The legislation furthermore would halt an attempt by the Federal Deposit Insurance Corp. to allow state-chartered banks to underwrite securities through another loophole as well as restricing interstate banking. Forty percent of the states either have passed legislation or begun to consider legislation allowing interstate banking.
The moratorium appears to have little support in either the House or Senate banking committees as a substitute for a permanent solution to the situation.
Meanwhile, the Reagan administration plans to present its own bill for expanded powers through bank holding company subsidiaries to Congress before the Fourth of July recess. The purpose of the bill is to allow banks to undertake additional, riskier lines of business without endangering their soundness. Although academic witnesses testified last week before the committee that it is impossible to isolate a bank from its subsidiaries, the big bankers yesterday gave it their support. It is not clear whether the Treasury and Fed bills will be linked.

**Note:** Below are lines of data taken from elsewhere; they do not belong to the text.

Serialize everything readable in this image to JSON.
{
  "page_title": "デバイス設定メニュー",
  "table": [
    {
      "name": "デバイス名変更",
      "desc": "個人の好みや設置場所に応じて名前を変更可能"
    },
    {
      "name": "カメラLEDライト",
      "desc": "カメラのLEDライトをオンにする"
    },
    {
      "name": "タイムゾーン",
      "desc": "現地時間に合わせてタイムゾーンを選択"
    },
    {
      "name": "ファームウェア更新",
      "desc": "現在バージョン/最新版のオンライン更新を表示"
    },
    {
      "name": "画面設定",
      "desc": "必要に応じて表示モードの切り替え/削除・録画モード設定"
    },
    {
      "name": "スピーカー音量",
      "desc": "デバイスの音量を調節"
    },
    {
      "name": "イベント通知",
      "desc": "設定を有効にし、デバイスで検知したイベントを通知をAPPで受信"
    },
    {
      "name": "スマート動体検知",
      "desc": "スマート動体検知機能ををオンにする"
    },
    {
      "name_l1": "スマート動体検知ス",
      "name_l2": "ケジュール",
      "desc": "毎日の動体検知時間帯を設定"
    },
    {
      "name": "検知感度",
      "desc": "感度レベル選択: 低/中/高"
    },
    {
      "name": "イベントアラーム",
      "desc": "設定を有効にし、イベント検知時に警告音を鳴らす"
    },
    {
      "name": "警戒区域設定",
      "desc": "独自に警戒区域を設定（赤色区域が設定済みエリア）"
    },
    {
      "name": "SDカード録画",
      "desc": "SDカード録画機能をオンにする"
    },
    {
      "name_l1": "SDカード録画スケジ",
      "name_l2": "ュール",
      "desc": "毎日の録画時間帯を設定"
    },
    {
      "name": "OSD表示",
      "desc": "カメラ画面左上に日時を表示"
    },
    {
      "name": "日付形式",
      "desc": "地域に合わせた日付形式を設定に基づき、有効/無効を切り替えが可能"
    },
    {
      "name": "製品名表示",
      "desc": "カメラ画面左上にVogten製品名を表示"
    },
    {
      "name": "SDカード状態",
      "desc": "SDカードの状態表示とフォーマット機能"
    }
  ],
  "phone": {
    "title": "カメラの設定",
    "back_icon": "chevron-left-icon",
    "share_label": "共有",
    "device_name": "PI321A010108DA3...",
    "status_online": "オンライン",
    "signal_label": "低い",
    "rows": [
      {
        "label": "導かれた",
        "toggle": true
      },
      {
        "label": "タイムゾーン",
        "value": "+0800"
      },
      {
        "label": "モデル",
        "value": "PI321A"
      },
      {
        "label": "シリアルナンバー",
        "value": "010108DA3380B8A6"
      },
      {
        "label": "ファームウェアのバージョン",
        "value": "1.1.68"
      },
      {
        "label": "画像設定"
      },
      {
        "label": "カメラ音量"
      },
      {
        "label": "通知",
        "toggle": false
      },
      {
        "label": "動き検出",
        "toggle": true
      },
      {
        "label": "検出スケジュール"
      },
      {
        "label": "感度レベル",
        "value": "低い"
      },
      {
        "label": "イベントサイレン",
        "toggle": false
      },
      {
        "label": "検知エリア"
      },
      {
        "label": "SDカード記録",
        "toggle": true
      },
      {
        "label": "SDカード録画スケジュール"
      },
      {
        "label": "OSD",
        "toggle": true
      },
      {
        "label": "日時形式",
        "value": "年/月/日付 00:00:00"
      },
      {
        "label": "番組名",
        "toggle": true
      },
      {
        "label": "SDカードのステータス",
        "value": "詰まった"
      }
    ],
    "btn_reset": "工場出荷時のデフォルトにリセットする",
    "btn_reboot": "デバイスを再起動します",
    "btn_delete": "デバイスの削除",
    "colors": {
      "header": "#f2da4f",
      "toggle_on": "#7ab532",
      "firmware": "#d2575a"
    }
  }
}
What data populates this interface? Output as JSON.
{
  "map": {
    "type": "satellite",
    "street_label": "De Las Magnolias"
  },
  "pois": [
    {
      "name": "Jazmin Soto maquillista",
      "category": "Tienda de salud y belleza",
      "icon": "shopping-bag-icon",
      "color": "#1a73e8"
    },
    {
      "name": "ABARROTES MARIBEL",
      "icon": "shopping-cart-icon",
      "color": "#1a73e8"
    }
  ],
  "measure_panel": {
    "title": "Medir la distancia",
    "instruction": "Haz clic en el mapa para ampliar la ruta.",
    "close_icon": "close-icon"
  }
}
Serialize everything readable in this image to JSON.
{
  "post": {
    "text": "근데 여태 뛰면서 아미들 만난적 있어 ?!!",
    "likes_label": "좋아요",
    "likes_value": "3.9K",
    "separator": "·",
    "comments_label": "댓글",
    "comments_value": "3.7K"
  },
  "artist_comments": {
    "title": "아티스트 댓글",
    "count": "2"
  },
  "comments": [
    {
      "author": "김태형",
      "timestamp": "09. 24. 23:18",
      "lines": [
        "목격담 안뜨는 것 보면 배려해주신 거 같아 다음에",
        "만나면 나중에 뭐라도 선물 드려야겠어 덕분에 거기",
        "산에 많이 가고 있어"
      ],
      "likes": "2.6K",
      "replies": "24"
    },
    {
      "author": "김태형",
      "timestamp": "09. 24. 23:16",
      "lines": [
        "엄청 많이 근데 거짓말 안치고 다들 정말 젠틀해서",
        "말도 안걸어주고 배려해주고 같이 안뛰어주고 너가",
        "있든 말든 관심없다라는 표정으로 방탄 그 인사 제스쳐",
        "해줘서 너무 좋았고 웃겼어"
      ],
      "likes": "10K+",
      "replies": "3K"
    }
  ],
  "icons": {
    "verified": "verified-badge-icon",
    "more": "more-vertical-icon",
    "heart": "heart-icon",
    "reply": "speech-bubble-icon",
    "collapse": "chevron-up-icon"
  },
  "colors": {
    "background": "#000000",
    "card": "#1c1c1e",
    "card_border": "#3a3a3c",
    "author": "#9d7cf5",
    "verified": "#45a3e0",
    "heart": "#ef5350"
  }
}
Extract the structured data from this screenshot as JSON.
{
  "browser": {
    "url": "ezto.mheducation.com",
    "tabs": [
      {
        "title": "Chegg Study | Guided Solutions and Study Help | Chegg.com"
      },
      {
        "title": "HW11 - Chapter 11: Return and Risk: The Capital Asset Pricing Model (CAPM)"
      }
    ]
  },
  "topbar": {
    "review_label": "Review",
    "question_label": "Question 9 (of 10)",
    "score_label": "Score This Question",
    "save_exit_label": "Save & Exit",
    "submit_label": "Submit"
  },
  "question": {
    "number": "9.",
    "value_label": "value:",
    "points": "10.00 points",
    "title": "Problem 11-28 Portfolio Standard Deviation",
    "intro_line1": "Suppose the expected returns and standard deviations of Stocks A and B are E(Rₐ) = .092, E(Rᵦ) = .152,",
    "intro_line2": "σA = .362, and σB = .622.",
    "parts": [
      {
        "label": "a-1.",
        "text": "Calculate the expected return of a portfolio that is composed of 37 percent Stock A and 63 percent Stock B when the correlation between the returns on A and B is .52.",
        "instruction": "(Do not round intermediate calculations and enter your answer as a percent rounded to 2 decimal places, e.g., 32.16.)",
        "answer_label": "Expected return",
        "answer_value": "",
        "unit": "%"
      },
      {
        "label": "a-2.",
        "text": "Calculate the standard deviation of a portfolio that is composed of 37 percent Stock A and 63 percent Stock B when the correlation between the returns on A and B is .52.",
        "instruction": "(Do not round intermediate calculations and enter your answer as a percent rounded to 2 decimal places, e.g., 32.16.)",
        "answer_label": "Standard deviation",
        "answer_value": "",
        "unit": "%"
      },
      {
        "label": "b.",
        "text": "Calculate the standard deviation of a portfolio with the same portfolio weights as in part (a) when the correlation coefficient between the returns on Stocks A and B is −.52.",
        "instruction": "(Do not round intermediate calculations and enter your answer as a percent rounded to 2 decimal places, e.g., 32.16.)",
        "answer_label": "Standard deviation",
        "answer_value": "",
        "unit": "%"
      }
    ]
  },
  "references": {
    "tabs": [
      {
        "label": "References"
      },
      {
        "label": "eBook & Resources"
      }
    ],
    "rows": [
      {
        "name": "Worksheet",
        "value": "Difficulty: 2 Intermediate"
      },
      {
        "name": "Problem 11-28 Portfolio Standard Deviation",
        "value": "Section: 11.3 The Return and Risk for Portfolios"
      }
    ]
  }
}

At yesterday's hearing, a majority of the industry chiefs backed interstate banking and risk-related federal deposit insurance. Wriston of Citicorp, Edward R. Telling of Sears and Samuel H. Armacost of Bank America Corp. also supported outright repeal of the separation of commercial and investment banking contained in the Glass-Steagall Act, even though it is still a political impossibility.